(Records excerpted from a collection)
________________________________________

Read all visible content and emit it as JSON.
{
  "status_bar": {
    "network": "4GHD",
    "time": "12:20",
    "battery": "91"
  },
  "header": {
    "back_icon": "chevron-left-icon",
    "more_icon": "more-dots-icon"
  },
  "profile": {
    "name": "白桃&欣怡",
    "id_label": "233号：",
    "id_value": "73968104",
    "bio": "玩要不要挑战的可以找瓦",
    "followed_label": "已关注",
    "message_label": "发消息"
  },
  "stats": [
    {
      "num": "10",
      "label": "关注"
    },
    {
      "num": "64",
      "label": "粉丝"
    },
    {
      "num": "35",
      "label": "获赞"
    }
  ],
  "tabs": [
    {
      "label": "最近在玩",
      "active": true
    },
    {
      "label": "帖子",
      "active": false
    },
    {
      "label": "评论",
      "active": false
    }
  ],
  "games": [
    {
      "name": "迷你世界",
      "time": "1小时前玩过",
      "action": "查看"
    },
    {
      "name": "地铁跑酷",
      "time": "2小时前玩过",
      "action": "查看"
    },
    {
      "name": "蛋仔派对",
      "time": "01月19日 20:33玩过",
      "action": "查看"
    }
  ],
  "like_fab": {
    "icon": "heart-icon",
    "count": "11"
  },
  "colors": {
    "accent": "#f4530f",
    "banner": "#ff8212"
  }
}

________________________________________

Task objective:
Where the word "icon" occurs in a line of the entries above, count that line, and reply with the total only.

Response to the exercise:
3